Cane processing in Brazil's Centre South staged a sharp recovery to rise above year-ago levels for the first time in 2012-13 – but a hangover from excessive rains still threatens to limit sugar output.
Mills in the region, responsible for nearly 90% of Brazil's sugar output, processed 42.18m tonnes of cane in the first half of July – a rise of 3.9% year on year.
"For the first time this season, the grind surpassed that of the same period of the 2011-12 harvest," Antonio de Padua Rodrigues, Unica's interim president, said.
The improvement was down to an easing in rains which, while hampering harvesting so far this season, have been seen as likely to boost cane yields.
Indeed, yields have risen to more than 80 tonnes per hectare for the July 1-15 period, up 12.1% year on year, and above the average of 76.7 tonnes per hectare so far this season.
"The trend observed so far points to a higher productivity than that estimated by Unica in April," Mr Rodrigues said.
'Decrease in sugars'
However, reduced sugar concentration in cane, blamed on "heavy rains" in May and June, meant that despite the increase in cane processing volumes, the amount of product available for turning into sugar or ethanol eased 0.2%.
"The amount of products obtained from cane sugar remained practically stable," Mr Rodrigues said.
The volume of sugar produced, at 2.64m tones, rose 1.9% year on year, below the rise in cane processing volumes.
"We observe a decrease in the concentration of sugars in the raw material," Mr Rodrigues said, estimating that the average level over 2012-13 could come in at 135 kilogrammes per tonne of cane, down 5 kilogrammes on Unica's initial estimate.
The comments helped raw sugar futures recover losses to return to positive territory in New York in lunchtime deals, if only by 0.01 cents for the October lot, taking it to 23.50 cents a pound.

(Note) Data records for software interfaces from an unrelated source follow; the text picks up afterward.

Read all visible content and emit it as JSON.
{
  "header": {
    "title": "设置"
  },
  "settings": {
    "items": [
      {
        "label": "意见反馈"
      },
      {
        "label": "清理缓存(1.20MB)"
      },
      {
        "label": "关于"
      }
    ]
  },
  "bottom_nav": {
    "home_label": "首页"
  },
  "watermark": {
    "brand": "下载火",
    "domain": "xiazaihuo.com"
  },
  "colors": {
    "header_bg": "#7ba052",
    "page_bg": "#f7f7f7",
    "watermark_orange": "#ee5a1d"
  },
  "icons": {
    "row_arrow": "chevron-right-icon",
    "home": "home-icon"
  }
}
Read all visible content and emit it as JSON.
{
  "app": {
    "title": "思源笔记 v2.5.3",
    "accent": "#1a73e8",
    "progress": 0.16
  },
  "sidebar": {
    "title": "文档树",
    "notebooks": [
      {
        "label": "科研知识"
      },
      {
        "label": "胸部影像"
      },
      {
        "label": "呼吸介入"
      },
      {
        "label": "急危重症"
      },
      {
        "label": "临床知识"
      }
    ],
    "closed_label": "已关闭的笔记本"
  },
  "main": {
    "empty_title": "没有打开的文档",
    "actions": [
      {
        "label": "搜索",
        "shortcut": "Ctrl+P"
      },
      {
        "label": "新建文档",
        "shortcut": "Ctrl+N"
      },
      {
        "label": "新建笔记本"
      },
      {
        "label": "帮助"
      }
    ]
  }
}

A spell of drier weather has revived optimism over the Brazilian Centre South cane harvest, with consultancy Safras & Mercado on Tuesday lifting its estimate for the crop by 20m tonnes to 520m tonnes.
Brazil's total cane output, including the north east, will harvest 613m tonnes of cane, an upgrade of 23m tonnes, the consultancy said.
Czarnikow said last week that, thanks to the boost to cane yields from rain, "Brazil is now in a better position to deliver an improved crop than it was at the start of the season".